ï¿½ Firefox OS maintains a central permissions database that stores the permissions granted to each Web app. Permissions are added at installation time, and can only be modified by the permissions manager application.
There is an inherent degree of security offered by the fact that in Firefox OS, all applications are Web apps. There are no strictly binary ("native") applications installed by the user, and all system access is mediated through the Web APIs. In addition, there's no direct access to the file system; files stored on the SD card are exposed using Web APIs as well. Because of this, the key potential threats to the underlying operating system are:
ï¿½ Memory corruption or logical errors in Gecko that lead to arbitrary code execution.
ï¿½ Similar faults in the operating system itself (the kernel and daemons) that lead to arbitrary code execution.
ï¿½ A compromise of the software updates mechanism.
ï¿½ Hijacking of a Web application using XSS or memory corruption (for example).
ï¿½ Vulnerability in IPDL.
Mitigation of code execution threats is introduced by taking the following steps:
ï¿½ Gecko is hardened against attack.
ï¿½ Web content is run in lower-rights child processes in order to reduce the impact a process compromise introduces. This is the Firefox OS content process.
ï¿½ The underlying operating system is hardened to make post-exploitation more difficult.
ï¿½ When available, hardening features of the compiler are used.
The Firefox OS process model is based on the concept of a single core process (the parent process), which has access to all hardware, services, and so forth, and one or more content processes (the children), each of which has only enough access to the system to communicate with the parent process.
In case of vulnerability in a content process, the operating system limits the impact by denying system level resource access to the low-privilege content process.
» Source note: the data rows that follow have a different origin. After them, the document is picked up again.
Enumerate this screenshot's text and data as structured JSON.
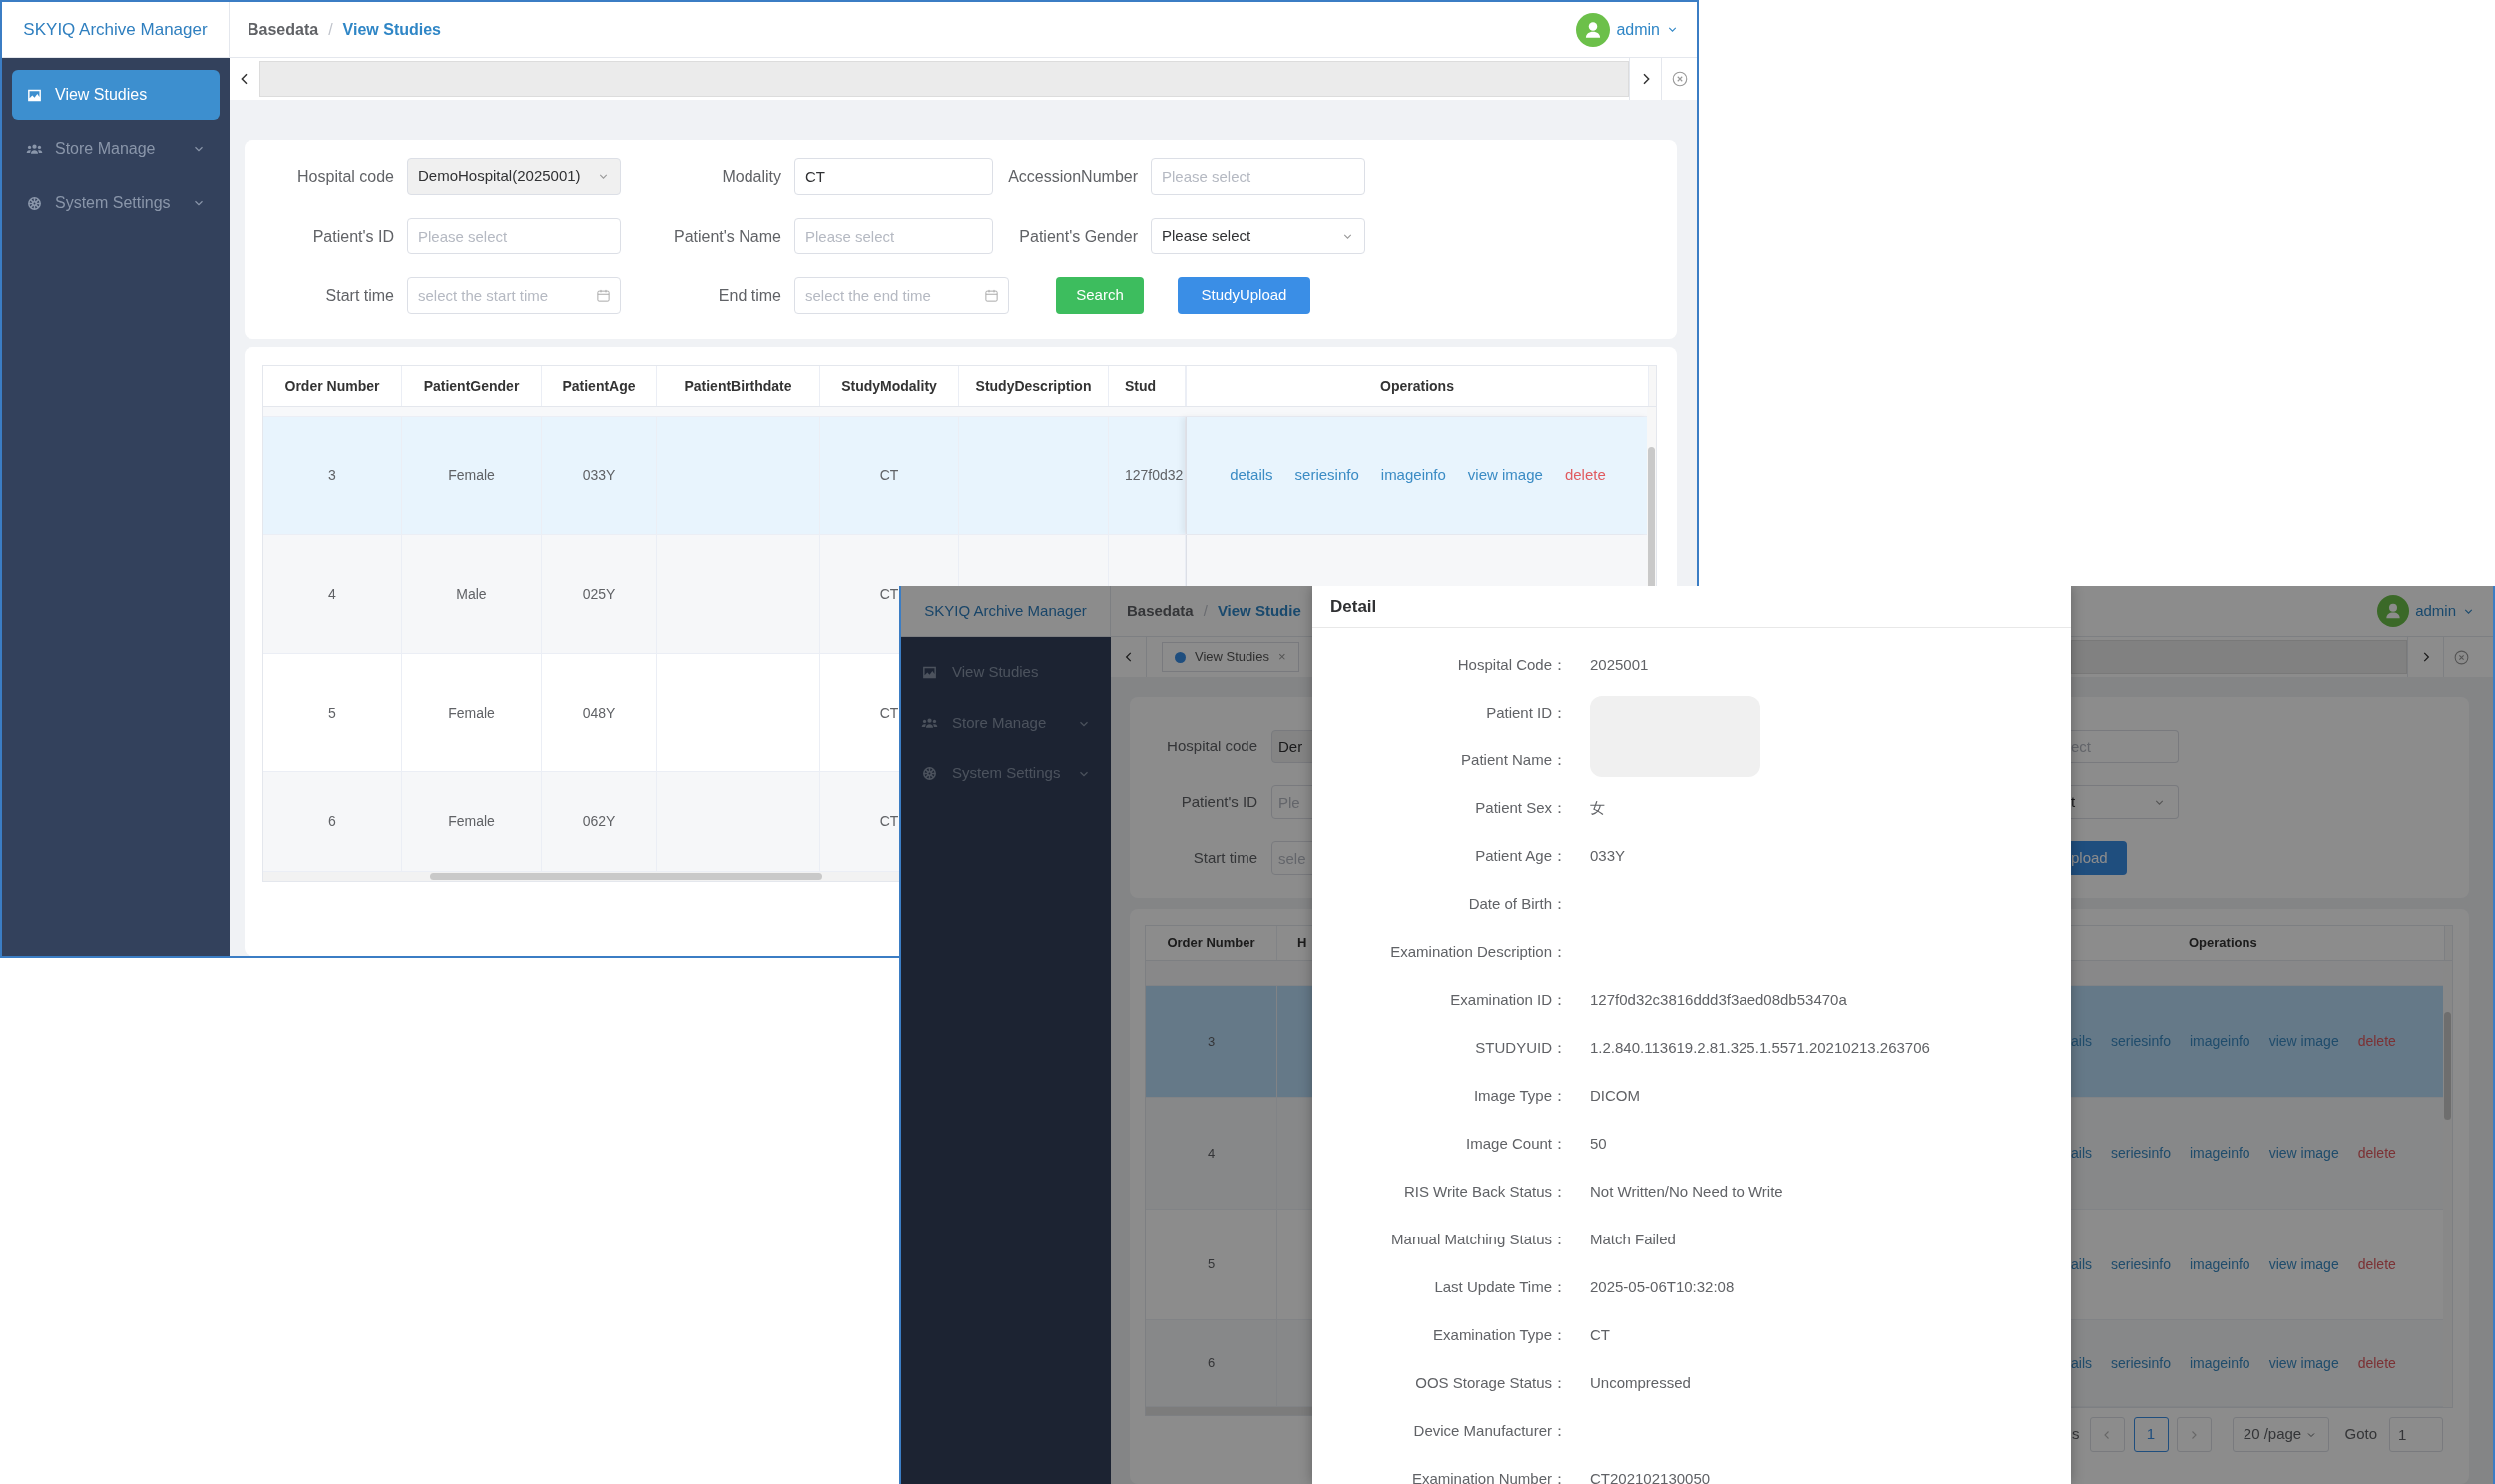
{
  "main_window": {
    "app_title": "SKYIQ Archive Manager",
    "breadcrumb": {
      "items": [
        "Basedata",
        "View Studies"
      ],
      "separator": "/"
    },
    "user": "admin",
    "sidebar": [
      {
        "label": "View Studies",
        "kind": "link",
        "selected": true
      },
      {
        "label": "Store Manage",
        "kind": "submenu",
        "selected": false
      },
      {
        "label": "System Settings",
        "kind": "submenu",
        "selected": false
      }
    ],
    "filters": [
      [
        {
          "label": "Hospital code",
          "kind": "select",
          "value": "DemoHospital(2025001)",
          "disabled": true
        },
        {
          "label": "Modality",
          "kind": "input",
          "value": "CT",
          "disabled": false
        },
        {
          "label": "AccessionNumber",
          "kind": "input",
          "placeholder": "Please select",
          "disabled": false
        }
      ],
      [
        {
          "label": "Patient's ID",
          "kind": "input",
          "placeholder": "Please select",
          "disabled": false
        },
        {
          "label": "Patient's Name",
          "kind": "input",
          "placeholder": "Please select",
          "disabled": false
        },
        {
          "label": "Patient's Gender",
          "kind": "select",
          "value": "Please select",
          "disabled": false
        }
      ],
      [
        {
          "label": "Start time",
          "kind": "date",
          "placeholder": "select the start time",
          "disabled": false
        },
        {
          "label": "End time",
          "kind": "date",
          "placeholder": "select the end time",
          "disabled": false
        }
      ]
    ],
    "buttons": [
      {
        "label": "Search",
        "color": "#3dbd5e"
      },
      {
        "label": "StudyUpload",
        "color": "#3a8ee6"
      }
    ],
    "table": {
      "columns": [
        "Order Number",
        "PatientGender",
        "PatientAge",
        "PatientBirthdate",
        "StudyModality",
        "StudyDescription",
        "Stud",
        "Operations"
      ],
      "rows": [
        {
          "cells": [
            "3",
            "Female",
            "033Y",
            null,
            "CT",
            null,
            "127f0d32"
          ],
          "selected": true,
          "operations": [
            {
              "label": "details",
              "kind": "link"
            },
            {
              "label": "seriesinfo",
              "kind": "link"
            },
            {
              "label": "imageinfo",
              "kind": "link"
            },
            {
              "label": "view image",
              "kind": "link"
            },
            {
              "label": "delete",
              "kind": "danger"
            }
          ]
        },
        {
          "cells": [
            "4",
            "Male",
            "025Y",
            null,
            "CT"
          ],
          "selected": false
        },
        {
          "cells": [
            "5",
            "Female",
            "048Y",
            null,
            "CT"
          ],
          "selected": false
        },
        {
          "cells": [
            "6",
            "Female",
            "062Y",
            null,
            "CT"
          ],
          "selected": false
        }
      ]
    }
  },
  "detail_window": {
    "app_title": "SKYIQ Archive Manager",
    "breadcrumb": {
      "items": [
        "Basedata",
        "View Studie"
      ],
      "separator": "/"
    },
    "user": "admin",
    "sidebar": [
      {
        "label": "View Studies",
        "kind": "link",
        "selected": false
      },
      {
        "label": "Store Manage",
        "kind": "submenu",
        "selected": false
      },
      {
        "label": "System Settings",
        "kind": "submenu",
        "selected": false
      }
    ],
    "tab": {
      "label": "View Studies",
      "close": "×"
    },
    "filters_left": [
      {
        "label": "Hospital code",
        "value": "Der"
      },
      {
        "label": "Patient's ID",
        "placeholder": "Ple"
      },
      {
        "label": "Start time",
        "placeholder": "sele"
      }
    ],
    "filters_right": [
      {
        "kind": "input",
        "placeholder": "ect"
      },
      {
        "kind": "select",
        "value": "t"
      },
      {
        "kind": "button",
        "label": "pload"
      }
    ],
    "table": {
      "columns": [
        "Order Number",
        "H",
        "Operations"
      ],
      "rows": [
        {
          "cells": [
            "3"
          ],
          "selected": true,
          "operations": [
            {
              "label": "ails",
              "kind": "link"
            },
            {
              "label": "seriesinfo",
              "kind": "link"
            },
            {
              "label": "imageinfo",
              "kind": "link"
            },
            {
              "label": "view image",
              "kind": "link"
            },
            {
              "label": "delete",
              "kind": "danger"
            }
          ]
        },
        {
          "cells": [
            "4"
          ],
          "selected": false,
          "operations": [
            {
              "label": "ails",
              "kind": "link"
            },
            {
              "label": "seriesinfo",
              "kind": "link"
            },
            {
              "label": "imageinfo",
              "kind": "link"
            },
            {
              "label": "view image",
              "kind": "link"
            },
            {
              "label": "delete",
              "kind": "danger"
            }
          ]
        },
        {
          "cells": [
            "5"
          ],
          "selected": false,
          "operations": [
            {
              "label": "ails",
              "kind": "link"
            },
            {
              "label": "seriesinfo",
              "kind": "link"
            },
            {
              "label": "imageinfo",
              "kind": "link"
            },
            {
              "label": "view image",
              "kind": "link"
            },
            {
              "label": "delete",
              "kind": "danger"
            }
          ]
        },
        {
          "cells": [
            "6"
          ],
          "selected": false,
          "operations": [
            {
              "label": "ails",
              "kind": "link"
            },
            {
              "label": "seriesinfo",
              "kind": "link"
            },
            {
              "label": "imageinfo",
              "kind": "link"
            },
            {
              "label": "view image",
              "kind": "link"
            },
            {
              "label": "delete",
              "kind": "danger"
            }
          ]
        }
      ]
    },
    "pagination": {
      "total": "s",
      "pages": [
        {
          "label": "1",
          "selected": true
        }
      ],
      "page_size": "20 /page",
      "goto_label": "Goto",
      "goto_value": "1"
    },
    "drawer": {
      "title": "Detail",
      "fields": [
        {
          "label": "Hospital Code：",
          "value": "2025001",
          "redacted": false
        },
        {
          "label": "Patient ID：",
          "redacted": true
        },
        {
          "label": "Patient Name：",
          "redacted": true
        },
        {
          "label": "Patient Sex：",
          "value": "女",
          "redacted": false
        },
        {
          "label": "Patient Age：",
          "value": "033Y",
          "redacted": false
        },
        {
          "label": "Date of Birth：",
          "redacted": false
        },
        {
          "label": "Examination Description：",
          "redacted": false
        },
        {
          "label": "Examination ID：",
          "value": "127f0d32c3816ddd3f3aed08db53470a",
          "redacted": false
        },
        {
          "label": "STUDYUID：",
          "value": "1.2.840.113619.2.81.325.1.5571.20210213.263706",
          "redacted": false
        },
        {
          "label": "Image Type：",
          "value": "DICOM",
          "redacted": false
        },
        {
          "label": "Image Count：",
          "value": "50",
          "redacted": false
        },
        {
          "label": "RIS Write Back Status：",
          "value": "Not Written/No Need to Write",
          "redacted": false
        },
        {
          "label": "Manual Matching Status：",
          "value": "Match Failed",
          "redacted": false
        },
        {
          "label": "Last Update Time：",
          "value": "2025-05-06T10:32:08",
          "redacted": false
        },
        {
          "label": "Examination Type：",
          "value": "CT",
          "redacted": false
        },
        {
          "label": "OOS Storage Status：",
          "value": "Uncompressed",
          "redacted": false
        },
        {
          "label": "Device Manufacturer：",
          "redacted": false
        },
        {
          "label": "Examination Number：",
          "value": "CT202102130050",
          "redacted": false
        }
      ]
    }
  }
}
Compromising the core process is equivalent to complete compromise of the operating system.
7. Future Implementations
The future improvements that are planned for the Operating System include
ï¿½ Finer level of separation between various software components, such as the core processes components. For example, segregating the WebGL graphics pipeline would allow tighter sandboxing of the Firefox OS content processes.
ï¿½ Implementation of Full Disk Encryption (FDE)
ï¿½ Secure booting Support and enhancement to fast boot
ï¿½ Updating Operating System using
1. Firmware Image
2. Over The Air (OTA)
OTA updates can be performed wirelessly almost similar to Android OS update. If an OTA upgrade fails (due to a power issue, hardware failure, or the like), the device may become "bricked"; that is, it may no longer be able to run the operating. In that scenario, the device is connected to a computer using a USB cable and the fast boot loader is used to install a firmware image.